In this – and most other – châteaus, the basement was where the magic happened. After preparing the food, the kitchen staff had to make their way up and down narrow staircases carrying elaborate dishes that they could not spill, as they were hugely expensive. Quantity alone wasn’t enough to amaze the banquets’ many guests. “It was a clever mix of quality, rarity, quantity, ingenuity and beauty. All the senses had to be awakened,” said Michel, who was present at today’s event to ensure its historical accuracy.
As the show began, two actors – one playing François Vatel and another playing a cook – immersed the audience in preparations for the party. I rubbed my hands in anticipation, picturing succulent oysters and fattened chickens. A quick glance at the feast ruined my hope of a good meal: The display was made out of plastic. Luckily, the prince’s cook also prepared some actual macarons, which were already popular at the time of King Louis XIV.
Unfortunately, none the display was real.
The plastic dishes were brought in five courses, each one more luxurious than the last. The first course was soup, served with small plates of cold meat. The second was the starter – the equivalent to today's main course –which was veal chops and other cuts of meat. Roast fish followed, served with green salad.
The second-to-last course featured hot, cold, sweet and savoury dishes, together with oysters, truffles, vegetables, jellies and flans. And to finish off, butter-free desserts (very fashionable at the time): ice cream, chocolate biscuits, candied fruit, and even sugar loafs, cone-shaped lumps of refined sugar that came straight from the Caribbean and Brazil, symbolising wealth and status.
The diet of royals during François Vatel’s time was so rich in extravagant types of meat and sugar that it commonly caused gout, a form of arthritis.
One of the actors down in the kitchens.
In the Middle Ages, nobles liked to consume food flavoured with a mix of spices from distant countries, including saffron, cinnamon and ginger. According to food historian Terence Skully, medieval cookbooks rarely contained any recipes based on fruits and vegetables. Back then, only the rich could afford the luxury of book ownership, and vegetables were considered by the elites to be too common, earthy, indigestible and generally inferior to meat.

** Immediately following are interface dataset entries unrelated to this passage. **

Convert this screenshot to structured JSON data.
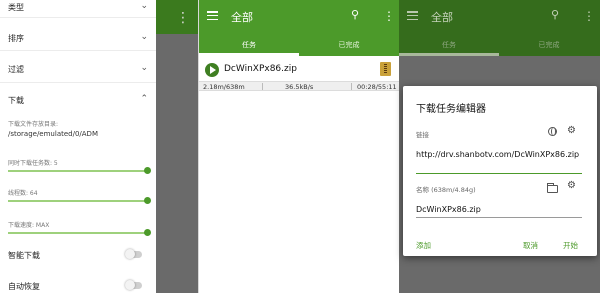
{
  "settings_panel": {
    "items": [
      {
        "label": "类型",
        "icon": "chevron-down"
      },
      {
        "label": "排序",
        "icon": "chevron-down"
      },
      {
        "label": "过滤",
        "icon": "chevron-down"
      },
      {
        "label": "下载",
        "icon": "chevron-up"
      }
    ],
    "download_dir_label": "下载文件存放目录:",
    "download_dir_value": "/storage/emulated/0/ADM",
    "sliders": [
      {
        "label": "同时下载任务数: 5",
        "level": 1.0
      },
      {
        "label": "线程数: 64",
        "level": 1.0
      },
      {
        "label": "下载速度: MAX",
        "level": 1.0
      }
    ],
    "toggles": [
      {
        "label": "智能下载",
        "on": false
      },
      {
        "label": "自动恢复",
        "on": false
      }
    ]
  },
  "main": {
    "title": "全部",
    "tabs": [
      {
        "label": "任务",
        "active": true
      },
      {
        "label": "已完成",
        "active": false
      }
    ],
    "task": {
      "name": "DcWinXPx86.zip",
      "downloaded": "2.18m/638m",
      "speed": "36.5kB/s",
      "time": "00:28/55:11"
    }
  },
  "dialog": {
    "title": "下载任务编辑器",
    "link_label": "链接",
    "url": "http://drv.shanbotv.com/DcWinXPx86.zip",
    "name_label": "名称 (638m/4.84g)",
    "filename": "DcWinXPx86.zip",
    "add_label": "添加",
    "cancel_label": "取消",
    "start_label": "开始"
  },
  "colors": {
    "accent": "#4c9a2a",
    "accent_dark": "#356c1c",
    "scrim": "#6a6a6a"
  }
}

But, as Michel’s book explains, everything changed during with the 1500s and the Renaissance. That’s when aristocratic palates became more refined, limiting the number of different spices used in a single dish. Pepper, which wasn’t common in France until the 16th century, was highly favoured by the nobility, along with nutmeg and cloves studded in a piece of lime and used to flavour meat.
The 1600s also gave vegetables a new lease of life. Little by little, they came to symbolise a delicate, refined diet, thanks to culinary trends from Italy. Artichokes, asparagus, cucumber, mushrooms and spinach were served unaltered by spices to preserve their natural flavour. Chocolate and pasta became increasingly popular, too.

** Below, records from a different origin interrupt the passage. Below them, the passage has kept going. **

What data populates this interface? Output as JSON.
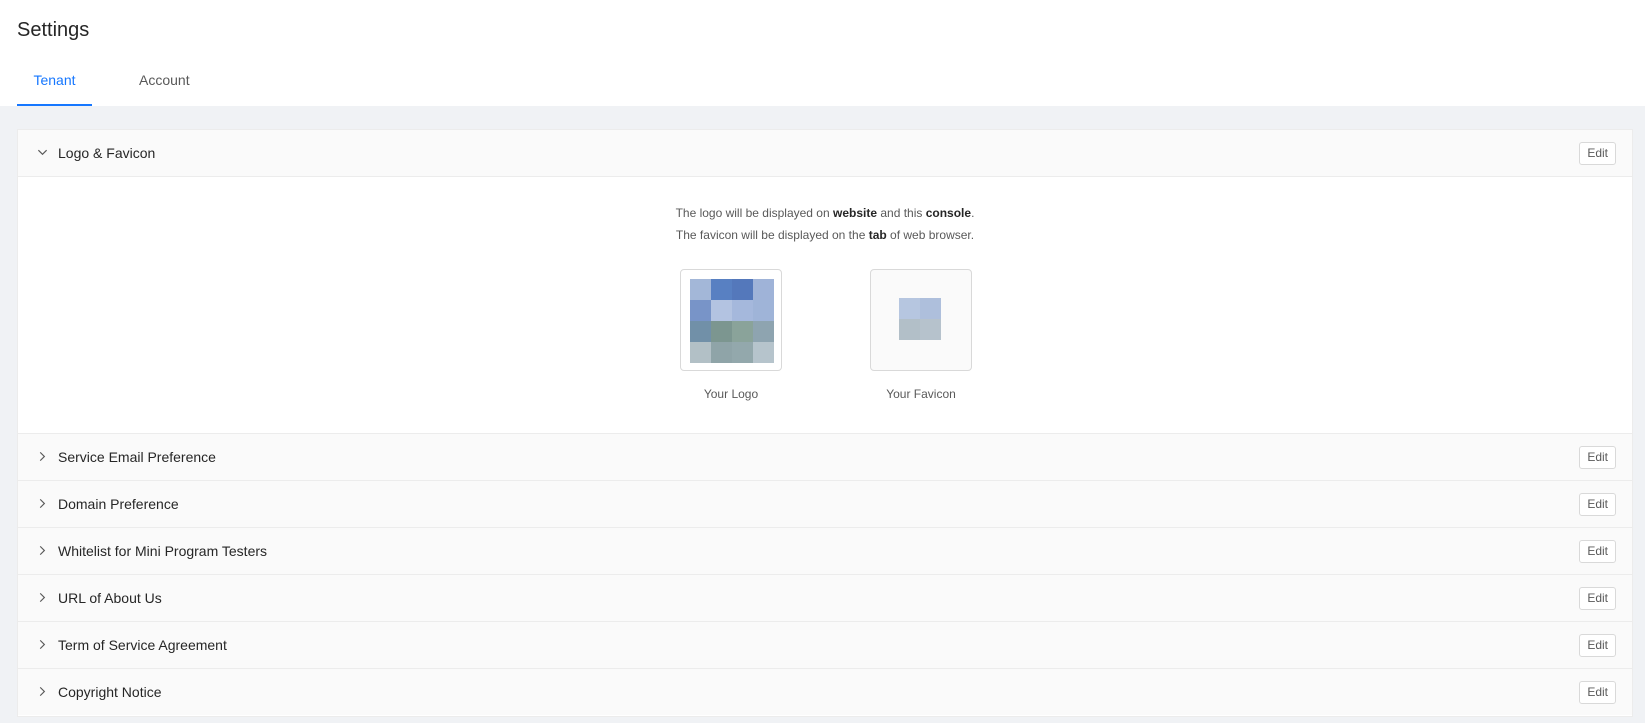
{
  "page": {
    "title": "Settings"
  },
  "tabs": [
    {
      "label": "Tenant",
      "active": true
    },
    {
      "label": "Account",
      "active": false
    }
  ],
  "sections": {
    "logo": {
      "title": "Logo & Favicon",
      "edit_label": "Edit",
      "expanded": true,
      "desc1": {
        "a": "The logo will be displayed on ",
        "b": "website",
        "c": " and this ",
        "d": "console",
        "e": "."
      },
      "desc2": {
        "a": "The favicon will be displayed on the ",
        "b": "tab",
        "c": " of web browser."
      },
      "logo_label": "Your Logo",
      "favicon_label": "Your Favicon",
      "logo_colors": [
        "#a3b7d8",
        "#5880c2",
        "#5478bb",
        "#9fb3d8",
        "#7894c8",
        "#b3c3e1",
        "#a5b8dc",
        "#9fb4d8",
        "#7190a8",
        "#7c9690",
        "#8aa39a",
        "#8ea4b0",
        "#b2c0c6",
        "#8fa4a8",
        "#93a8ac",
        "#b6c4cc"
      ],
      "favicon_colors": [
        "#b6c6e0",
        "#aebfdc",
        "#b2bfc8",
        "#b6c2cc"
      ]
    },
    "collapsed": [
      {
        "title": "Service Email Preference",
        "edit_label": "Edit"
      },
      {
        "title": "Domain Preference",
        "edit_label": "Edit"
      },
      {
        "title": "Whitelist for Mini Program Testers",
        "edit_label": "Edit"
      },
      {
        "title": "URL of About Us",
        "edit_label": "Edit"
      },
      {
        "title": "Term of Service Agreement",
        "edit_label": "Edit"
      },
      {
        "title": "Copyright Notice",
        "edit_label": "Edit"
      }
    ]
  },
  "colors": {
    "accent": "#1677ff",
    "background": "#f0f2f5"
  }
}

Actual macarons, lying next to two sugarloafs.
The number of dishes served with each course was the same as the number of guests. If someone was added to the table, the kitchen wouldn’t prepare more of the same food – they’d typically add a whole new dish. “The dishes were only invented to enhance the meal and not to satisfy the guests,” according to “L’Art de bien traiter” [“The Art of Eating Well”], a cookbook from 1674.
And, of course, table displays needed to reflect the opulence of the house, too. While Louis XIV was stuffing his face with wine-infused strawberries, Vatel had to focus on perfecting the flower arrangements and folding napkins in decorative shapes. It was also important to follow fashion for food presentations – some foods were presented horizontally, a display that was especially trendy at the time of Louis XIV, but cakes and fruit baskets were usually served in towers that almost touched the ceilings.
When I first saw the vertical display of candied fruits, it looked so real that I almost reached out to grab a maraschino cherry. Alas, I had to content myself with looking at them with envy. At least I didn’t need to worry about accidentally knocking the whole thing over.